[Data records]
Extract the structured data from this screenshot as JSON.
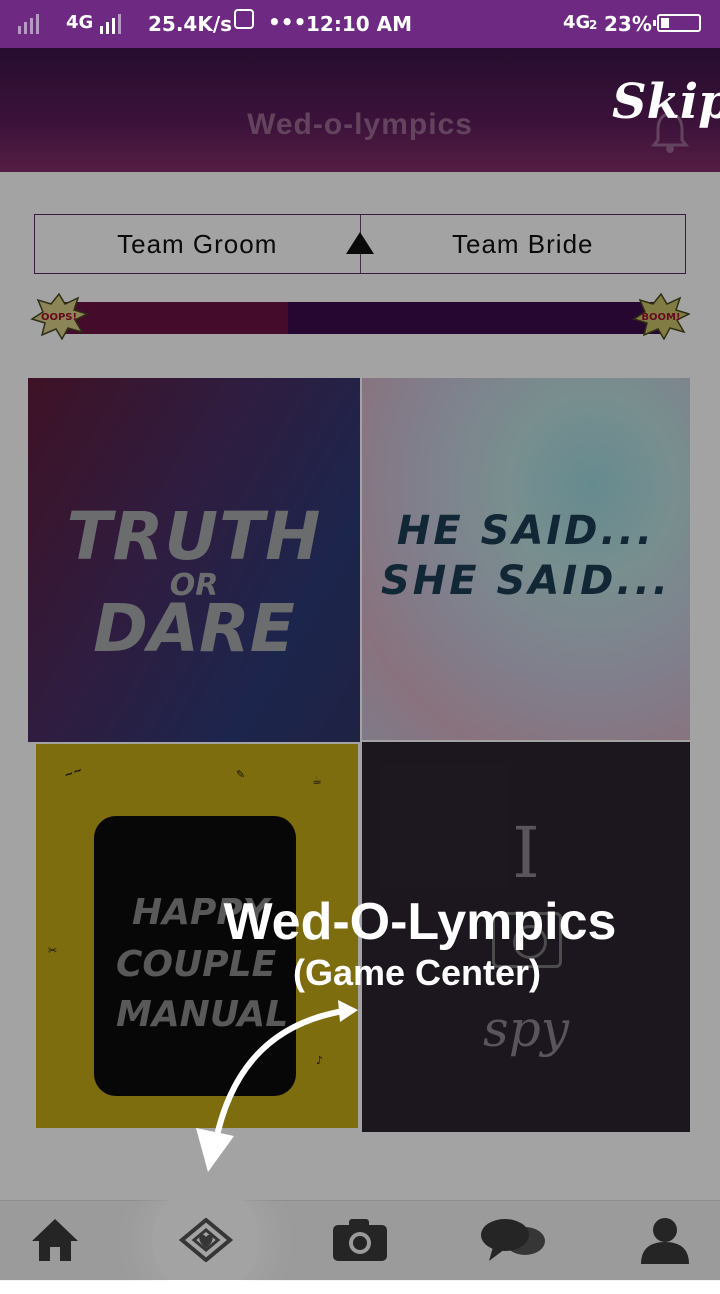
{
  "status_bar": {
    "network_1": "4G",
    "speed": "25.4K/s",
    "dots": "•••",
    "time": "12:10 AM",
    "network_2": "4G",
    "network_2_sub": "2",
    "battery": "23%",
    "battery_level": 0.23
  },
  "header": {
    "title": "Wed-o-lympics",
    "skip_label": "Skip"
  },
  "teams": {
    "groom_label": "Team Groom",
    "bride_label": "Team Bride"
  },
  "score_bar": {
    "groom_fraction": 0.38,
    "left_badge": "OOPS!",
    "right_badge": "BOOM!"
  },
  "games": [
    {
      "name": "truth-or-dare",
      "line1": "TRUTH",
      "line2": "OR",
      "line3": "DARE"
    },
    {
      "name": "he-said-she-said",
      "line1": "HE SAID...",
      "line2": "SHE SAID..."
    },
    {
      "name": "happy-couple-manual",
      "line1": "HAPPY",
      "line2": "COUPLE",
      "line3": "MANUAL"
    },
    {
      "name": "i-spy",
      "line1": "I",
      "line2": "spy"
    }
  ],
  "coachmark": {
    "title": "Wed-O-Lympics",
    "subtitle": "(Game Center)"
  },
  "nav": {
    "items": [
      {
        "icon": "home-icon"
      },
      {
        "icon": "game-center-icon"
      },
      {
        "icon": "camera-icon"
      },
      {
        "icon": "chat-icon"
      },
      {
        "icon": "profile-icon"
      }
    ]
  },
  "colors": {
    "status_bar": "#6e2a82",
    "groom": "#6b1242",
    "bride": "#3a0c4d"
  }
}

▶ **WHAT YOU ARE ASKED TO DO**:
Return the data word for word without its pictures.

▶ **WRITTEN SOLUTION**:
Extract the structured data from this screenshot as JSON.
{
  "status_bar": {
    "network_1": "4G",
    "speed": "25.4K/s",
    "dots": "•••",
    "time": "12:10 AM",
    "network_2": "4G",
    "network_2_sub": "2",
    "battery": "23%",
    "battery_level": 0.23
  },
  "header": {
    "title": "Wed-o-lympics",
    "skip_label": "Skip"
  },
  "teams": {
    "groom_label": "Team Groom",
    "bride_label": "Team Bride"
  },
  "score_bar": {
    "groom_fraction": 0.38,
    "left_badge": "OOPS!",
    "right_badge": "BOOM!"
  },
  "games": [
    {
      "name": "truth-or-dare",
      "line1": "TRUTH",
      "line2": "OR",
      "line3": "DARE"
    },
    {
      "name": "he-said-she-said",
      "line1": "HE SAID...",
      "line2": "SHE SAID..."
    },
    {
      "name": "happy-couple-manual",
      "line1": "HAPPY",
      "line2": "COUPLE",
      "line3": "MANUAL"
    },
    {
      "name": "i-spy",
      "line1": "I",
      "line2": "spy"
    }
  ],
  "coachmark": {
    "title": "Wed-O-Lympics",
    "subtitle": "(Game Center)"
  },
  "nav": {
    "items": [
      {
        "icon": "home-icon"
      },
      {
        "icon": "game-center-icon"
      },
      {
        "icon": "camera-icon"
      },
      {
        "icon": "chat-icon"
      },
      {
        "icon": "profile-icon"
      }
    ]
  },
  "colors": {
    "status_bar": "#6e2a82",
    "groom": "#6b1242",
    "bride": "#3a0c4d"
  }
}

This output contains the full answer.